Action item: Each line of the records containing "that" is to be copied out and returned.

Data for this task:

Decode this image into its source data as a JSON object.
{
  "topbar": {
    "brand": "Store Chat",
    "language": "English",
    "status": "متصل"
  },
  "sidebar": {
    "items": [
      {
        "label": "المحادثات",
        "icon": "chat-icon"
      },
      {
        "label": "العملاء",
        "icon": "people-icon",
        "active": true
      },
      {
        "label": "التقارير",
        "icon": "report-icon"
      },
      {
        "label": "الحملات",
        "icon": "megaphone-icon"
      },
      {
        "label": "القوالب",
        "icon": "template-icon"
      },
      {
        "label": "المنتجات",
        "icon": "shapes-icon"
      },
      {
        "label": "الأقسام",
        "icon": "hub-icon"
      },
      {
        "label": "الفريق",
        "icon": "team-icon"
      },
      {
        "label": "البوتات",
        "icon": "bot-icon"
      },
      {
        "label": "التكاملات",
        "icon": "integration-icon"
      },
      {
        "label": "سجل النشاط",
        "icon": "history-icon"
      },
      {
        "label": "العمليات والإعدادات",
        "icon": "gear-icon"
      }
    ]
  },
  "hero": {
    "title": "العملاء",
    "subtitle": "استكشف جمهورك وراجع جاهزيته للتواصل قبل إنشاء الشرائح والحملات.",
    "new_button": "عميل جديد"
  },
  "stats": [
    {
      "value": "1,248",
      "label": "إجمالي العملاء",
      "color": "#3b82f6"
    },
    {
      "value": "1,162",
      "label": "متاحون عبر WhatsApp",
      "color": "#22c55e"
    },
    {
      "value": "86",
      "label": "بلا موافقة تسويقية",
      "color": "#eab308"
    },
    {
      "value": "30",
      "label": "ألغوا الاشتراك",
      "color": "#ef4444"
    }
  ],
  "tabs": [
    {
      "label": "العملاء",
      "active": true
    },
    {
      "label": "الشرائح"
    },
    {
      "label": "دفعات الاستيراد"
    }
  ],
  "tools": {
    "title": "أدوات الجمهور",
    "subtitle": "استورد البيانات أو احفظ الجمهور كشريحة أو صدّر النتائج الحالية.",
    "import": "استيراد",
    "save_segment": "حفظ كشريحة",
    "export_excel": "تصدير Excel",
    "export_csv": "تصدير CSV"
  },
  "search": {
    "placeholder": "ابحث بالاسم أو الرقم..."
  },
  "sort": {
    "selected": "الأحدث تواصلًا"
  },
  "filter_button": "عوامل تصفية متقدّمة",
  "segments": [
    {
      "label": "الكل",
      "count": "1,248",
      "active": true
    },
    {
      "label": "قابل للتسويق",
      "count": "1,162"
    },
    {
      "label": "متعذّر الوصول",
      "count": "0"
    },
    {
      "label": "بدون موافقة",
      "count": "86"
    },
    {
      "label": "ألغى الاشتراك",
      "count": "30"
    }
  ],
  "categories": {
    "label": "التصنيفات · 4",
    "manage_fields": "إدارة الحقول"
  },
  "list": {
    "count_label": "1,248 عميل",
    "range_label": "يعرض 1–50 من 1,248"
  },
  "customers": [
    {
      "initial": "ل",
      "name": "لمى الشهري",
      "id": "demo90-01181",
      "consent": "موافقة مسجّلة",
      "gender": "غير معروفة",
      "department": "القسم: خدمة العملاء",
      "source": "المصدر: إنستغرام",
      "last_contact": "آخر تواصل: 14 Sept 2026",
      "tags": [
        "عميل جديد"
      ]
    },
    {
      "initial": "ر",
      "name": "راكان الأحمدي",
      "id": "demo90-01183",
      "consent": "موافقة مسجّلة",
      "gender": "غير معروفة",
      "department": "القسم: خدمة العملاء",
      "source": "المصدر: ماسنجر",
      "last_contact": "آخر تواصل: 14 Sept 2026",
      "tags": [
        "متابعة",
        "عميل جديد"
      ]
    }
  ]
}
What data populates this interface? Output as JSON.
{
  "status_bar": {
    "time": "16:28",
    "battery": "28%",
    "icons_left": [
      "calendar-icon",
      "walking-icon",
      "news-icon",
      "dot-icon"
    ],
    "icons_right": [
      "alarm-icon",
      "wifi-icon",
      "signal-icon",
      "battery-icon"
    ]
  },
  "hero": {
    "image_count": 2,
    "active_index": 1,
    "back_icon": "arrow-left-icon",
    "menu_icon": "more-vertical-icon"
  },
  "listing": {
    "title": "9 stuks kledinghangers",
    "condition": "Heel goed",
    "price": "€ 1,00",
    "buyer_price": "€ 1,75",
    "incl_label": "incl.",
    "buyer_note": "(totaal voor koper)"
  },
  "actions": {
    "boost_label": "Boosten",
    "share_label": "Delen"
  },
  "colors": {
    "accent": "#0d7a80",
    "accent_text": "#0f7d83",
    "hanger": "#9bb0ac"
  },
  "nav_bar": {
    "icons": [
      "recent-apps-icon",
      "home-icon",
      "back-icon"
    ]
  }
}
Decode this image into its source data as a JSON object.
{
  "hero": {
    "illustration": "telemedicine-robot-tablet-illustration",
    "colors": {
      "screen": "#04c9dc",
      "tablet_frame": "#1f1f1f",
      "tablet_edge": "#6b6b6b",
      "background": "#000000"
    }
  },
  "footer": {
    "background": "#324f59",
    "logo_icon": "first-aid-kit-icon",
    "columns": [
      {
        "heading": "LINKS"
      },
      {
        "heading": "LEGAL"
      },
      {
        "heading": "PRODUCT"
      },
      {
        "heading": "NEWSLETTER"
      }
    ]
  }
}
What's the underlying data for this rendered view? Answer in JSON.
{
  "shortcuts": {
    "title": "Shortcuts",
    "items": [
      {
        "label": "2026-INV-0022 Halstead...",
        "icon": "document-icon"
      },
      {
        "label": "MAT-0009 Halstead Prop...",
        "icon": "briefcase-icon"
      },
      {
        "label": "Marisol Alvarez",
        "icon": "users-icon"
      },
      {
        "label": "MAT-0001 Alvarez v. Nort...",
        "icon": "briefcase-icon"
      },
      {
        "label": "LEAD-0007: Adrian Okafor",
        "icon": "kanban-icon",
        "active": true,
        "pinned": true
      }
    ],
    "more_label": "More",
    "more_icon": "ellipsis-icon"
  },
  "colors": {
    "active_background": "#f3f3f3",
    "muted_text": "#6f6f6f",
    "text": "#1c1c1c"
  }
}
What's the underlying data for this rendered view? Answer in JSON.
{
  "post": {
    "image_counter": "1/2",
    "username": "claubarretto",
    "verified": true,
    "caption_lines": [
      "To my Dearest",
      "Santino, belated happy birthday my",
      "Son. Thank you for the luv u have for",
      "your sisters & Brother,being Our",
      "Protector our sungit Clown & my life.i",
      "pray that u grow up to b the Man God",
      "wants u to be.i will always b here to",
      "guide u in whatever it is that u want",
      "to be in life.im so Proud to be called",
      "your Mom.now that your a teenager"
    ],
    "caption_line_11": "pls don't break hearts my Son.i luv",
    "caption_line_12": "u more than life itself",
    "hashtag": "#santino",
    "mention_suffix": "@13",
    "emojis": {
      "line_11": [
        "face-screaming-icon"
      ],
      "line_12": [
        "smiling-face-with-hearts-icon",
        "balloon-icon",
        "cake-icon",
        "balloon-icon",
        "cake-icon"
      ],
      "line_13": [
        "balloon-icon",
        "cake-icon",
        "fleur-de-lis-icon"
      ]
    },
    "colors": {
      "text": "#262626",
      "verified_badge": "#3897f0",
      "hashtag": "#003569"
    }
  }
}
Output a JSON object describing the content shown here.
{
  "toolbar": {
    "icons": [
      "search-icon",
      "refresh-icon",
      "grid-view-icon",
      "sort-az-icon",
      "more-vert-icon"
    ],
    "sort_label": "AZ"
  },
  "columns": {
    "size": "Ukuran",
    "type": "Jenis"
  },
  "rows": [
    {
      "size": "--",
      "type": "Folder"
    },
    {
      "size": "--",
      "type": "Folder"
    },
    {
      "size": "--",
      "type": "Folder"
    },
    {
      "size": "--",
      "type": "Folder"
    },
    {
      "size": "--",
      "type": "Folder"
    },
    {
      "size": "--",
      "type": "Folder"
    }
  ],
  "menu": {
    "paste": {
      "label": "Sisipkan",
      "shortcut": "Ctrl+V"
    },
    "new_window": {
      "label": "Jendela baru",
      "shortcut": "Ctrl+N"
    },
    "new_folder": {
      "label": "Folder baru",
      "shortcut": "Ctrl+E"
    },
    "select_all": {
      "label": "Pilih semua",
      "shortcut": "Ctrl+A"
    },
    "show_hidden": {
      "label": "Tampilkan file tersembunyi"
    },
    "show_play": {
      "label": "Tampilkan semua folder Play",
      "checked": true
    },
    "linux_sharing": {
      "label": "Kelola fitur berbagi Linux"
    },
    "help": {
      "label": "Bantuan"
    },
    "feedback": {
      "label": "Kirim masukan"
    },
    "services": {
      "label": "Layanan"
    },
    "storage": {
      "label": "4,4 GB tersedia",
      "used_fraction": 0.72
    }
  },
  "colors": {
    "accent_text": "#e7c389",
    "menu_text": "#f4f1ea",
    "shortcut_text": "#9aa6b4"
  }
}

Result below:
      "pray that u grow up to b the Man God",
      "guide u in whatever it is that u want",
      "your Mom.now that your a teenager"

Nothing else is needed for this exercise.